Default toggle-states

Default states will need to be established by the HTML, using a new attribute that accepts the toggle-name, and the state.

<article toggled="--colors dark">

By default:

This behavior (and naming?) should also match the provided pseudo-class:

article {} /* initial state */
article:toggled(--colors) {} /* first checked state */
article:toggled(--colors dark) {} /* explicit state */

Open Questions & Potential Issues

This work will be brought to CSSWG for initial feedback, with continued development in OpenUI before it becomes a specification.

New elements

We also hope to provide higher level controls, based around a new HTML element or elements. That work is also happening in the OpenUI CG.

Spicy Sections

Based on that research, and some discussion of “Design Affordance Control” – Brian Kardell built a web component spicy-section.

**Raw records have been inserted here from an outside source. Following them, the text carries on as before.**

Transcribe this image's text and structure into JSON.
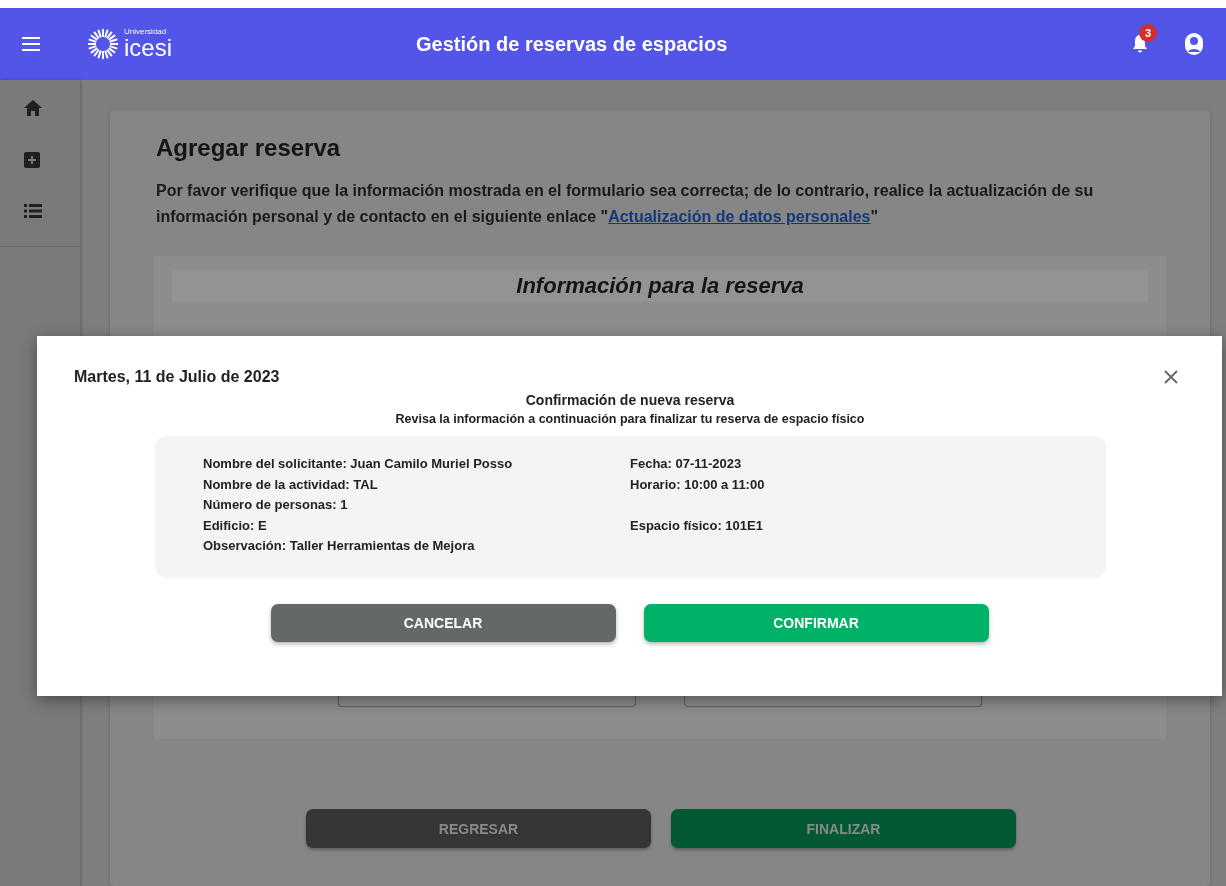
{
  "header": {
    "title": "Gestión de reservas de espacios",
    "logo_small": "Universidad",
    "logo": "icesi",
    "notification_count": "3"
  },
  "sidebar": {
    "items": [
      {
        "kind": "home"
      },
      {
        "kind": "add"
      },
      {
        "kind": "list"
      }
    ]
  },
  "page": {
    "title": "Agregar reserva",
    "intro": "Por favor verifique que la información mostrada en el formulario sea correcta; de lo contrario, realice la actualización de su información personal y de contacto en el siguiente enlace \"",
    "link": "Actualización de datos personales",
    "intro_end": "\"",
    "section_title": "Información para la reserva",
    "buttons": [
      {
        "label": "REGRESAR",
        "kind": "back"
      },
      {
        "label": "FINALIZAR",
        "kind": "finish"
      }
    ]
  },
  "dialog": {
    "date": "Martes, 11 de Julio de 2023",
    "title": "Confirmación de nueva reserva",
    "subtitle": "Revisa la información a continuación para finalizar tu reserva de espacio físico",
    "rows": [
      {
        "left": "Nombre del solicitante: Juan Camilo Muriel Posso",
        "right": "Fecha: 07-11-2023"
      },
      {
        "left": "Nombre de la actividad: TAL",
        "right": "Horario: 10:00 a 11:00"
      },
      {
        "left": "Número de personas: 1"
      },
      {
        "left": "Edificio: E",
        "right": "Espacio físico: 101E1"
      },
      {
        "left": "Observación: Taller Herramientas de Mejora"
      }
    ],
    "buttons": [
      {
        "label": "CANCELAR",
        "kind": "cancel"
      },
      {
        "label": "CONFIRMAR",
        "kind": "confirm"
      }
    ]
  }
}
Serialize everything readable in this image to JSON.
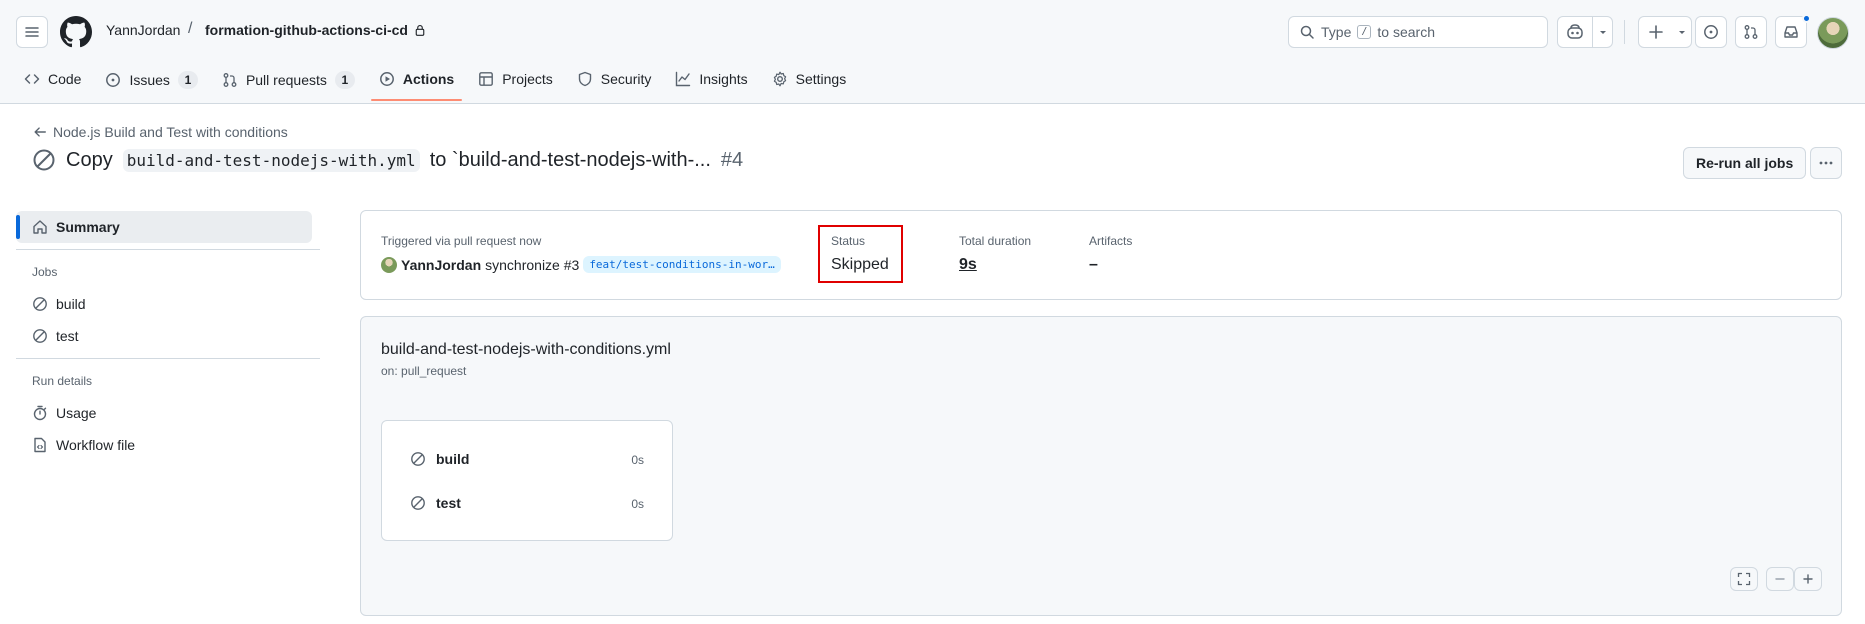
{
  "header": {
    "owner": "YannJordan",
    "separator": "/",
    "repo": "formation-github-actions-ci-cd",
    "search_placeholder": "Type",
    "search_key": "/",
    "search_suffix": "to search"
  },
  "nav": {
    "tabs": [
      {
        "label": "Code",
        "icon": "code-icon"
      },
      {
        "label": "Issues",
        "icon": "issue-icon",
        "count": "1"
      },
      {
        "label": "Pull requests",
        "icon": "pull-request-icon",
        "count": "1"
      },
      {
        "label": "Actions",
        "icon": "play-icon",
        "active": true
      },
      {
        "label": "Projects",
        "icon": "table-icon"
      },
      {
        "label": "Security",
        "icon": "shield-icon"
      },
      {
        "label": "Insights",
        "icon": "graph-icon"
      },
      {
        "label": "Settings",
        "icon": "gear-icon"
      }
    ]
  },
  "run": {
    "back_label": "Node.js Build and Test with conditions",
    "title_prefix": "Copy",
    "title_code": "build-and-test-nodejs-with.yml",
    "title_suffix": "to `build-and-test-nodejs-with-...",
    "run_number": "#4",
    "rerun_label": "Re-run all jobs"
  },
  "sidebar": {
    "summary": "Summary",
    "jobs_heading": "Jobs",
    "jobs": [
      "build",
      "test"
    ],
    "run_details_heading": "Run details",
    "usage": "Usage",
    "workflow_file": "Workflow file"
  },
  "summary": {
    "trigger_label": "Triggered via pull request now",
    "actor": "YannJordan",
    "action": "synchronize #3",
    "branch": "feat/test-conditions-in-wor…",
    "status_label": "Status",
    "status_value": "Skipped",
    "duration_label": "Total duration",
    "duration_value": "9s",
    "artifacts_label": "Artifacts",
    "artifacts_value": "–"
  },
  "workflow": {
    "file": "build-and-test-nodejs-with-conditions.yml",
    "on": "on: pull_request",
    "jobs": [
      {
        "name": "build",
        "duration": "0s"
      },
      {
        "name": "test",
        "duration": "0s"
      }
    ]
  },
  "colors": {
    "accent": "#0969da",
    "active_tab_underline": "#fd8c73",
    "highlight_box": "#e00000"
  }
}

In a native implementation, we could imagine improving the syntax, but this gives us an opportunity to explore the approach. Specific names always need to go through a process of bike-shedding.

The element itself doesn’t do anything until you add an affordance to it. Most directly, you can do that with an HTML attribute:

<spicy-section affordance="tab-bar">

In HTML, an affordance-like attribute makes sense for changing which collapse/tab/normal affordances we see. But when we port that to CSS – an affordance property – it feels strange.

The current demo uses a property with inline media-queries:

spicy-section {
[screen and (max-width: 40em) ] collapse |
[screen and (min-width: 60em) ] tab-bar

We could break that out into:

@media screen and (max-width: 40em) {
spicy-section { affordance: collapse; }

@media screen and (min-width: 60em) {
spicy-section { affordance: tab-bar; }

That looks pretty good to me… Except that, as far as I know, we don’t have a lot of properties that only apply to one single element type. Maybe if we count content on generated elements?

That makes me wonder if we’ve designed a lower-level concept which could be applied to existing block sectioning elements – div, section, main, article, etc. Why not allow the new attribute & property on any of them?

This is still higher-level than the totally generic CSS Toggles described above. In addition to setting up toggles for you, it provides show/hide functionality, the ability to generate a tab bar, etc.

But it seems like that is mostly be handled through an attribute & property. The goal of a new element would be to set a specific affordance out-of-the-box, and we’re not really doing that. The element is only acting as a target for the new attribute & CSS property – which apply all the affordances.

So we could also imagine that any new element would instead provide a specific preset affordance? Something like a <tabs> or <accordion> element, that defaults to a specific affordance? Is that useful? Do people ever want the same affordance at all screen sizes?

Spicy questions

Let’s assume all the toggle/a11y logic & behavior can be handled in CSS Toggles.

Meeting notes

Prior art for CSS impacting tab order

Need to manage a11y roles

.tab { toggle-states: --foo; }
.card { content-visibility: toggle(--foo); }
.card:checked(--foo) { /* additional CSS */ }

With that, CSS alone can infer:

Maintaining state:

Path forward: